Anything that decreases the amount of space in the carpal tunnel or increases the amount of tissue in the tunnel can lead to carpal tunnel syndrome. So can anything that makes the median nerve more sensitive.
Things that help cause carpal tunnel syndrome include:
Conditions or illnesses that can cause or contribute to arm pain or swelling in the joints and soft tissues in the arm, or to reduced blood flow to the hands. These include obesity, rheumatoid arthritis, gout, diabetes, lupus, and hypothyroidism.
Repeated hand and wrist movements. They can cause the membranes around the tendons to swell (tenosynovitis).
Broken wrist bones, dislocated bones, new bone growth from healing bones, or bone spurs. These can take up space in the carpal tunnel and put more pressure on the median nerve.
Carpal tunnel syndrome is a common work-related condition. It can be caused by work that requires:

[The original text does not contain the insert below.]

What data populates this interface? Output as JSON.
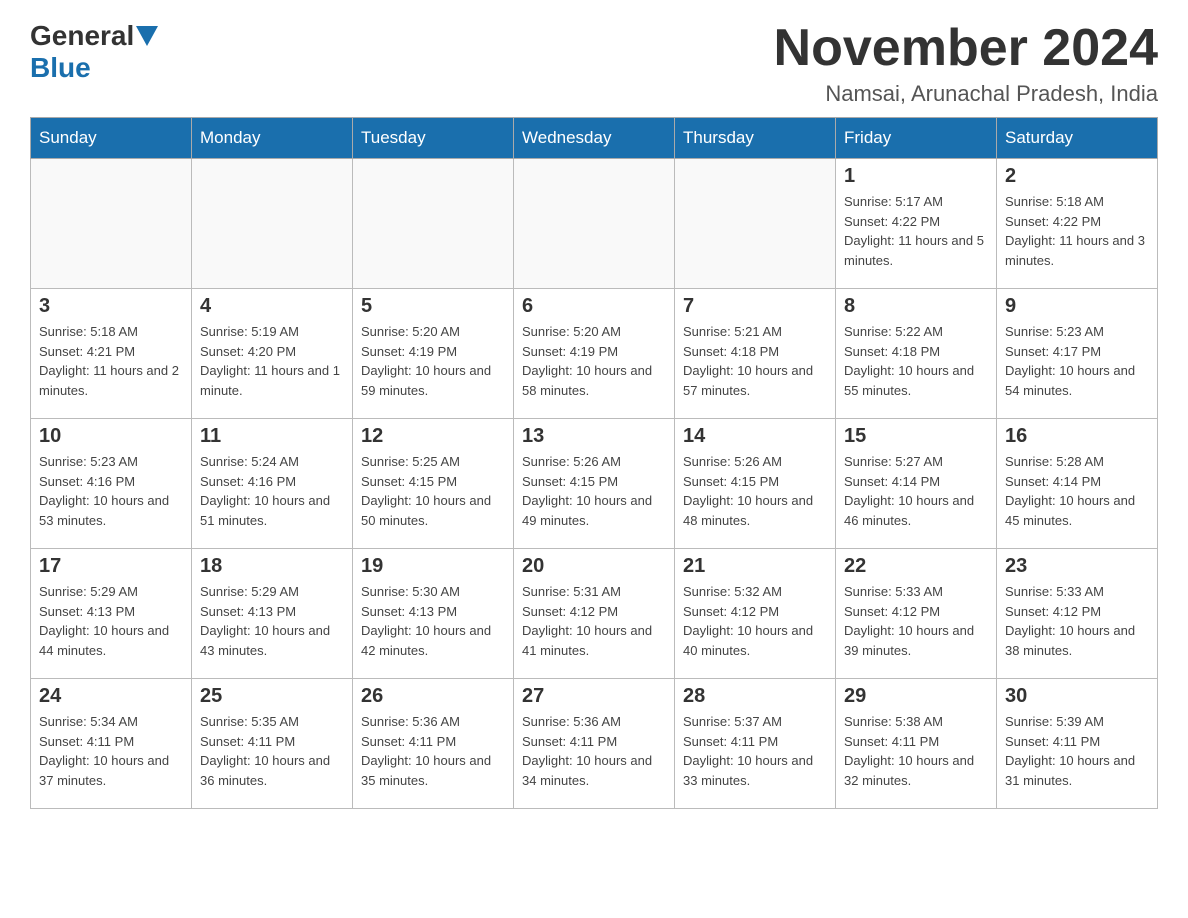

Forceful or repetitive hand movements.
Working for long periods in the same or awkward positions.
Carpal tunnel syndrome is even more likely if you have these work-related issues along with other health conditions.
In some cases the cause of carpal tunnel syndrome can't be found.
Clinical trials are research studies that evaluate a new medical approach, device, drug, or other treatment. As a Stanford Health Care patient, you may have access to the latest, advanced clinical trials.
Open trials refer to studies currently accepting participants. Closed trials are not currently enrolling, but may open in the future.